▼

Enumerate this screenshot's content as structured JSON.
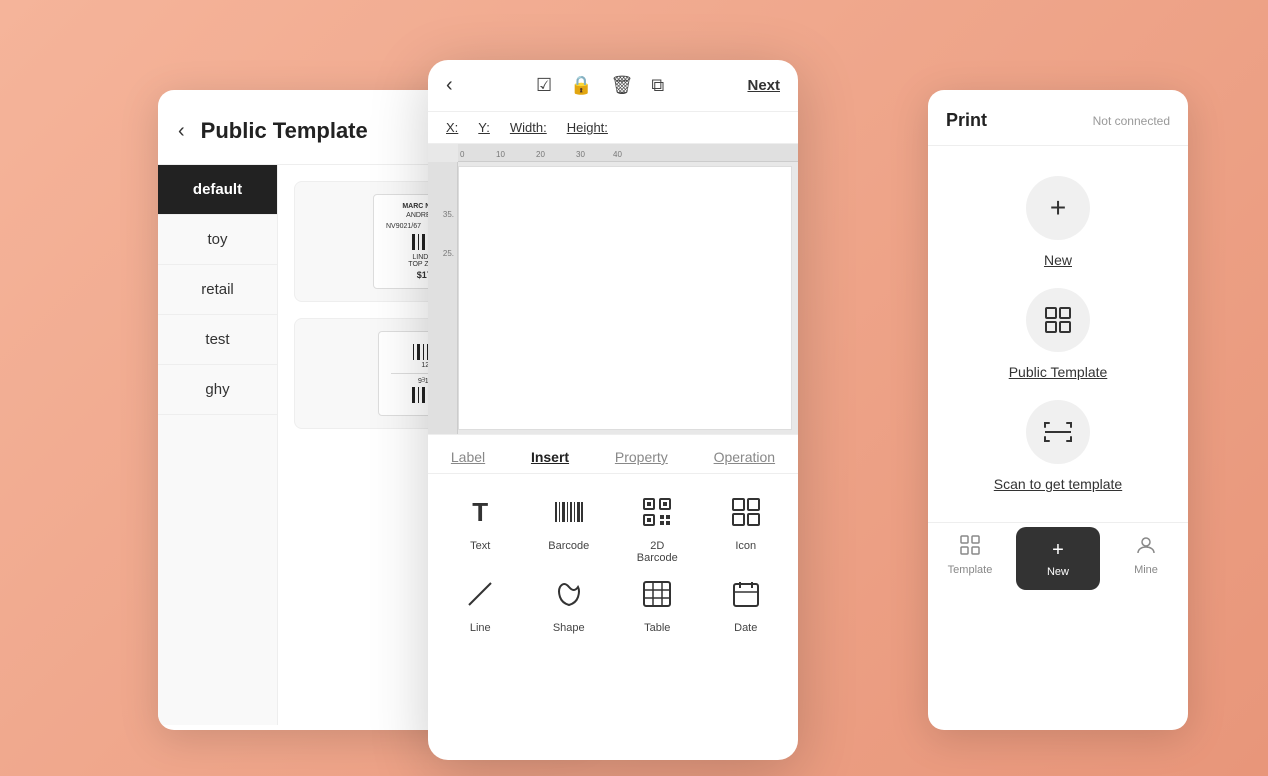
{
  "background": "#f0a080",
  "leftPanel": {
    "title": "Public Template",
    "backLabel": "‹",
    "sidebarItems": [
      {
        "id": "default",
        "label": "default",
        "active": true
      },
      {
        "id": "toy",
        "label": "toy"
      },
      {
        "id": "retail",
        "label": "retail"
      },
      {
        "id": "test",
        "label": "test"
      },
      {
        "id": "ghy",
        "label": "ghy"
      }
    ]
  },
  "centerPanel": {
    "backLabel": "‹",
    "nextLabel": "Next",
    "toolIcons": [
      "✓",
      "🔒",
      "🗑",
      "⧉"
    ],
    "coords": {
      "x": "X:",
      "y": "Y:",
      "width": "Width:",
      "height": "Height:"
    },
    "xValue": "",
    "yValue": "",
    "widthValue": "",
    "heightValue": "",
    "rulerMarks": [
      "0",
      "10",
      "20",
      "30",
      "40"
    ],
    "sideMarks": [
      "",
      "35.",
      "25."
    ],
    "tabs": [
      {
        "id": "label",
        "label": "Label"
      },
      {
        "id": "insert",
        "label": "Insert",
        "active": true
      },
      {
        "id": "property",
        "label": "Property"
      },
      {
        "id": "operation",
        "label": "Operation"
      }
    ],
    "insertItems": [
      {
        "id": "text",
        "label": "Text",
        "icon": "T"
      },
      {
        "id": "barcode",
        "label": "Barcode",
        "icon": "barcode"
      },
      {
        "id": "2d-barcode",
        "label": "2D\nBarcode",
        "icon": "qr"
      },
      {
        "id": "icon",
        "label": "Icon",
        "icon": "icon"
      },
      {
        "id": "line",
        "label": "Line",
        "icon": "line"
      },
      {
        "id": "shape",
        "label": "Shape",
        "icon": "shape"
      },
      {
        "id": "table",
        "label": "Table",
        "icon": "table"
      },
      {
        "id": "date",
        "label": "Date",
        "icon": "date"
      }
    ]
  },
  "rightPanel": {
    "title": "Print",
    "status": "Not connected",
    "options": [
      {
        "id": "new",
        "label": "New",
        "icon": "+"
      },
      {
        "id": "public-template",
        "label": "Public Template",
        "icon": "⊞"
      },
      {
        "id": "scan",
        "label": "Scan to get template",
        "icon": "⇔"
      }
    ],
    "bottomTabs": [
      {
        "id": "template",
        "label": "Template",
        "icon": "⊞"
      },
      {
        "id": "new",
        "label": "New",
        "icon": "+",
        "active": true
      },
      {
        "id": "mine",
        "label": "Mine",
        "icon": "👤"
      }
    ]
  }
}
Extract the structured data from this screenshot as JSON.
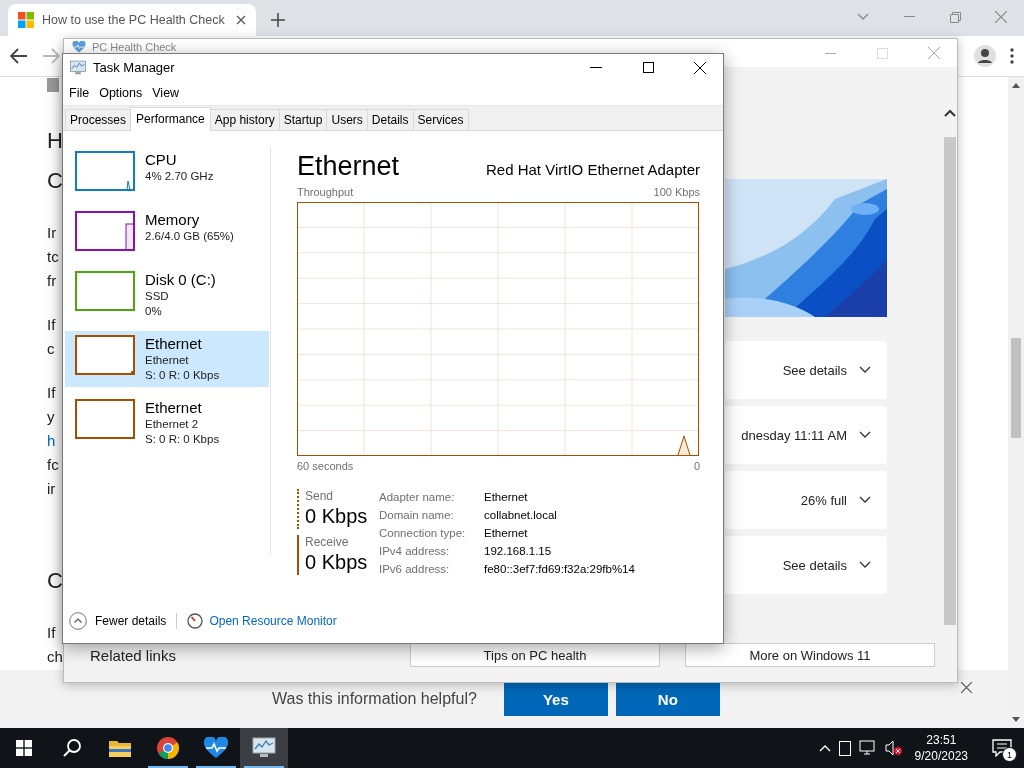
{
  "browser": {
    "tab": {
      "title": "How to use the PC Health Check",
      "selected": true
    },
    "page": {
      "blocks": [
        {
          "kind": "heading",
          "lines": [
            {
              "text": "H",
              "link": false
            },
            {
              "text": "C",
              "link": false
            }
          ]
        },
        {
          "kind": "para",
          "lines": [
            {
              "text": "Ir",
              "link": false
            },
            {
              "text": "tc",
              "link": false
            },
            {
              "text": "fr",
              "link": false
            }
          ]
        },
        {
          "kind": "para",
          "lines": [
            {
              "text": "If",
              "link": false
            },
            {
              "text": "c",
              "link": false
            }
          ]
        },
        {
          "kind": "para",
          "lines": [
            {
              "text": "If",
              "link": false
            },
            {
              "text": "y",
              "link": false
            },
            {
              "text": "h",
              "link": true
            },
            {
              "text": "fc",
              "link": false
            },
            {
              "text": "ir",
              "link": false
            }
          ]
        },
        {
          "kind": "heading",
          "lines": [
            {
              "text": "C",
              "link": false
            }
          ]
        },
        {
          "kind": "para",
          "lines": [
            {
              "text": "If",
              "link": false
            },
            {
              "text": "ch",
              "link": false
            }
          ]
        }
      ],
      "feedback": {
        "question": "Was this information helpful?",
        "buttons": [
          "Yes",
          "No"
        ]
      }
    }
  },
  "health_check": {
    "title": "PC Health Check",
    "cards": [
      {
        "text": "See details"
      },
      {
        "text": "dnesday 11:11 AM"
      },
      {
        "text": "26% full"
      },
      {
        "text": "See details"
      }
    ],
    "related": {
      "label": "Related links",
      "buttons": [
        "Tips on PC health",
        "More on Windows 11"
      ]
    }
  },
  "task_manager": {
    "title": "Task Manager",
    "menu": [
      "File",
      "Options",
      "View"
    ],
    "tabs": [
      {
        "label": "Processes",
        "selected": false
      },
      {
        "label": "Performance",
        "selected": true
      },
      {
        "label": "App history",
        "selected": false
      },
      {
        "label": "Startup",
        "selected": false
      },
      {
        "label": "Users",
        "selected": false
      },
      {
        "label": "Details",
        "selected": false
      },
      {
        "label": "Services",
        "selected": false
      }
    ],
    "resources": [
      {
        "name": "CPU",
        "details": [
          "4%  2.70 GHz"
        ],
        "color": "#117dbb",
        "kind": "spike",
        "selected": false
      },
      {
        "name": "Memory",
        "details": [
          "2.6/4.0 GB (65%)"
        ],
        "color": "#8b12ae",
        "kind": "fill",
        "selected": false
      },
      {
        "name": "Disk 0 (C:)",
        "details": [
          "SSD",
          "0%"
        ],
        "color": "#4da60c",
        "kind": "flat",
        "selected": false
      },
      {
        "name": "Ethernet",
        "details": [
          "Ethernet",
          "S: 0 R: 0 Kbps"
        ],
        "color": "#a74f01",
        "kind": "blip",
        "selected": true
      },
      {
        "name": "Ethernet",
        "details": [
          "Ethernet 2",
          "S: 0 R: 0 Kbps"
        ],
        "color": "#a74f01",
        "kind": "flat",
        "selected": false
      }
    ],
    "panel": {
      "title": "Ethernet",
      "adapter": "Red Hat VirtIO Ethernet Adapter",
      "chart_label": "Throughput",
      "max": "100 Kbps",
      "time_span": "60 seconds",
      "min": "0",
      "rates": [
        {
          "label": "Send",
          "value": "0 Kbps",
          "kind": "dotted"
        },
        {
          "label": "Receive",
          "value": "0 Kbps",
          "kind": "solid"
        }
      ],
      "properties": [
        {
          "label": "Adapter name:",
          "value": "Ethernet"
        },
        {
          "label": "Domain name:",
          "value": "collabnet.local"
        },
        {
          "label": "Connection type:",
          "value": "Ethernet"
        },
        {
          "label": "IPv4 address:",
          "value": "192.168.1.15"
        },
        {
          "label": "IPv6 address:",
          "value": "fe80::3ef7:fd69:f32a:29fb%14"
        }
      ]
    },
    "footer": {
      "fewer": "Fewer details",
      "monitor": "Open Resource Monitor"
    }
  },
  "taskbar": {
    "apps": [
      {
        "kind": "folder",
        "running": false,
        "selected": false
      },
      {
        "kind": "chrome",
        "running": true,
        "selected": false
      },
      {
        "kind": "health",
        "running": true,
        "selected": false
      },
      {
        "kind": "taskmgr",
        "running": true,
        "selected": true
      }
    ],
    "clock": {
      "time": "23:51",
      "date": "9/20/2023"
    },
    "notifications": "1"
  }
}
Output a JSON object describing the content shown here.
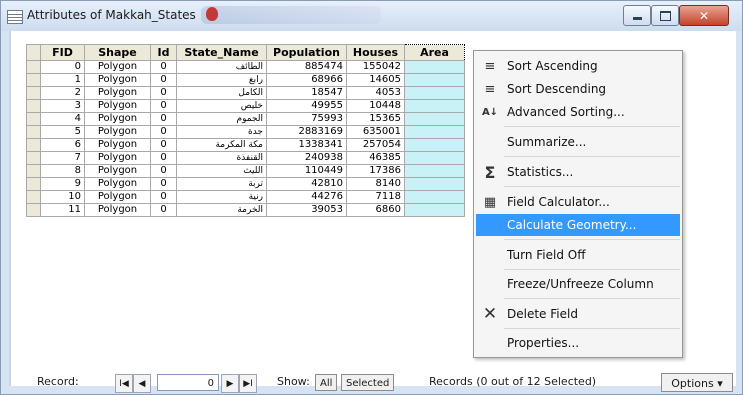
{
  "window": {
    "title": "Attributes of Makkah_States"
  },
  "table": {
    "columns": [
      "FID",
      "Shape",
      "Id",
      "State_Name",
      "Population",
      "Houses",
      "Area"
    ],
    "rows": [
      {
        "fid": "0",
        "shape": "Polygon",
        "id": "0",
        "state_name": "الطائف",
        "population": "885474",
        "houses": "155042"
      },
      {
        "fid": "1",
        "shape": "Polygon",
        "id": "0",
        "state_name": "رابغ",
        "population": "68966",
        "houses": "14605"
      },
      {
        "fid": "2",
        "shape": "Polygon",
        "id": "0",
        "state_name": "الكامل",
        "population": "18547",
        "houses": "4053"
      },
      {
        "fid": "3",
        "shape": "Polygon",
        "id": "0",
        "state_name": "خليص",
        "population": "49955",
        "houses": "10448"
      },
      {
        "fid": "4",
        "shape": "Polygon",
        "id": "0",
        "state_name": "الجموم",
        "population": "75993",
        "houses": "15365"
      },
      {
        "fid": "5",
        "shape": "Polygon",
        "id": "0",
        "state_name": "جدة",
        "population": "2883169",
        "houses": "635001"
      },
      {
        "fid": "6",
        "shape": "Polygon",
        "id": "0",
        "state_name": "مكة المكرمة",
        "population": "1338341",
        "houses": "257054"
      },
      {
        "fid": "7",
        "shape": "Polygon",
        "id": "0",
        "state_name": "القنفذة",
        "population": "240938",
        "houses": "46385"
      },
      {
        "fid": "8",
        "shape": "Polygon",
        "id": "0",
        "state_name": "الليث",
        "population": "110449",
        "houses": "17386"
      },
      {
        "fid": "9",
        "shape": "Polygon",
        "id": "0",
        "state_name": "تربة",
        "population": "42810",
        "houses": "8140"
      },
      {
        "fid": "10",
        "shape": "Polygon",
        "id": "0",
        "state_name": "رنية",
        "population": "44276",
        "houses": "7118"
      },
      {
        "fid": "11",
        "shape": "Polygon",
        "id": "0",
        "state_name": "الخرمة",
        "population": "39053",
        "houses": "6860"
      }
    ]
  },
  "context_menu": {
    "items": [
      {
        "label": "Sort Ascending",
        "icon": "sort-ascending-icon"
      },
      {
        "label": "Sort Descending",
        "icon": "sort-descending-icon"
      },
      {
        "label": "Advanced Sorting...",
        "icon": "advanced-sort-icon"
      },
      {
        "label": "Summarize...",
        "icon": ""
      },
      {
        "label": "Statistics...",
        "icon": "sigma-icon"
      },
      {
        "label": "Field Calculator...",
        "icon": "calculator-icon"
      },
      {
        "label": "Calculate Geometry...",
        "icon": "",
        "highlighted": true
      },
      {
        "label": "Turn Field Off",
        "icon": ""
      },
      {
        "label": "Freeze/Unfreeze Column",
        "icon": ""
      },
      {
        "label": "Delete Field",
        "icon": "delete-x-icon"
      },
      {
        "label": "Properties...",
        "icon": ""
      }
    ]
  },
  "footer": {
    "record_label": "Record:",
    "record_value": "0",
    "show_label": "Show:",
    "all_label": "All",
    "selected_label": "Selected",
    "records_status": "Records (0 out of 12 Selected)",
    "options_label": "Options"
  },
  "colors": {
    "highlight": "#3399ff",
    "area_column": "#c8f2f8",
    "title_bar": "#d6e3f2",
    "close_button": "#c4442b"
  }
}
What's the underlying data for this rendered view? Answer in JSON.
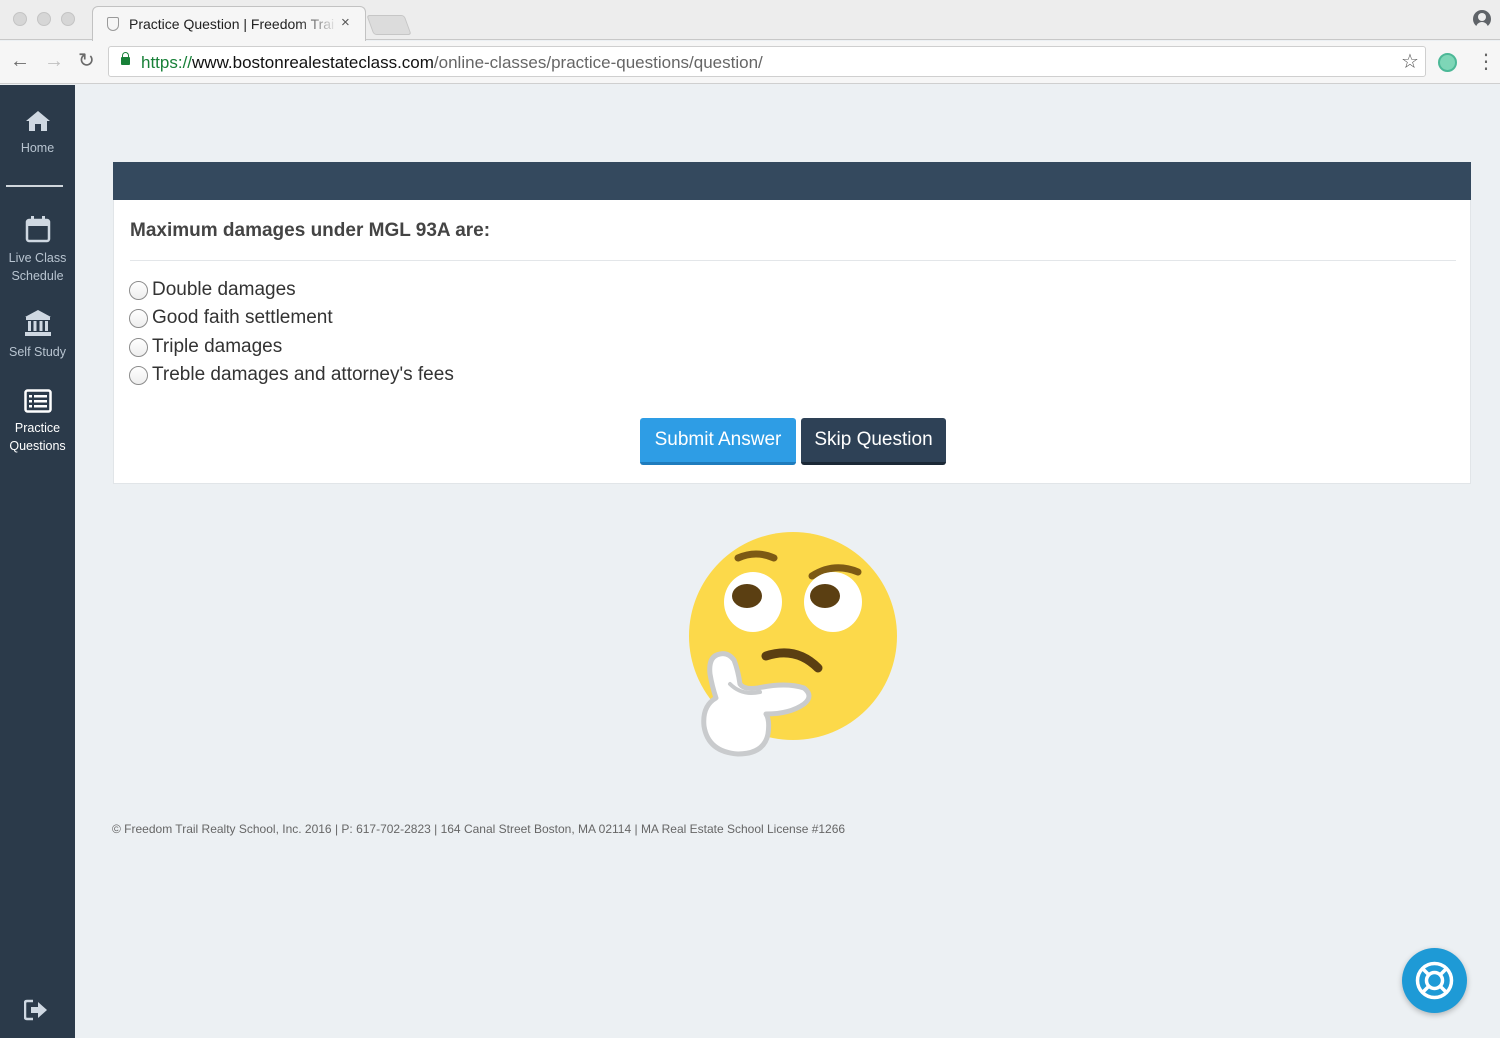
{
  "browser": {
    "tab_title": "Practice Question | Freedom Trail Realty School",
    "tab_close": "×",
    "url_scheme": "https://",
    "url_host": "www.bostonrealestateclass.com",
    "url_path": "/online-classes/practice-questions/question/",
    "back_icon": "←",
    "forward_icon": "→",
    "reload_icon": "↻",
    "star_icon": "☆",
    "menu_icon": "⋮"
  },
  "sidebar": {
    "items": [
      {
        "label": "Home",
        "icon": "home-icon"
      },
      {
        "label": "Live Class Schedule",
        "icon": "calendar-icon"
      },
      {
        "label": "Self Study",
        "icon": "bank-icon"
      },
      {
        "label": "Practice Questions",
        "icon": "list-icon",
        "active": true
      }
    ],
    "logout_icon": "logout-icon"
  },
  "question": {
    "text": "Maximum damages under MGL 93A are:",
    "options": [
      "Double damages",
      "Good faith settlement",
      "Triple damages",
      "Treble damages and attorney's fees"
    ],
    "submit_label": "Submit Answer",
    "skip_label": "Skip Question"
  },
  "illustration": "thinking-face-emoji",
  "footer": "© Freedom Trail Realty School, Inc. 2016 | P: 617-702-2823 | 164 Canal Street Boston, MA 02114 | MA Real Estate School License #1266",
  "help_icon": "lifebuoy-icon",
  "colors": {
    "sidebar": "#2b3a4a",
    "card_header": "#34495e",
    "submit": "#2e9de5",
    "skip": "#2e4156",
    "help": "#1e9ad6",
    "page_bg": "#ecf0f3"
  }
}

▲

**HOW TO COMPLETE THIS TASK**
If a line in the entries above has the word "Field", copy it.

**RESPONSE AREA**
        "label": "Field Calculator...",
        "label": "Turn Field Off",
        "label": "Delete Field",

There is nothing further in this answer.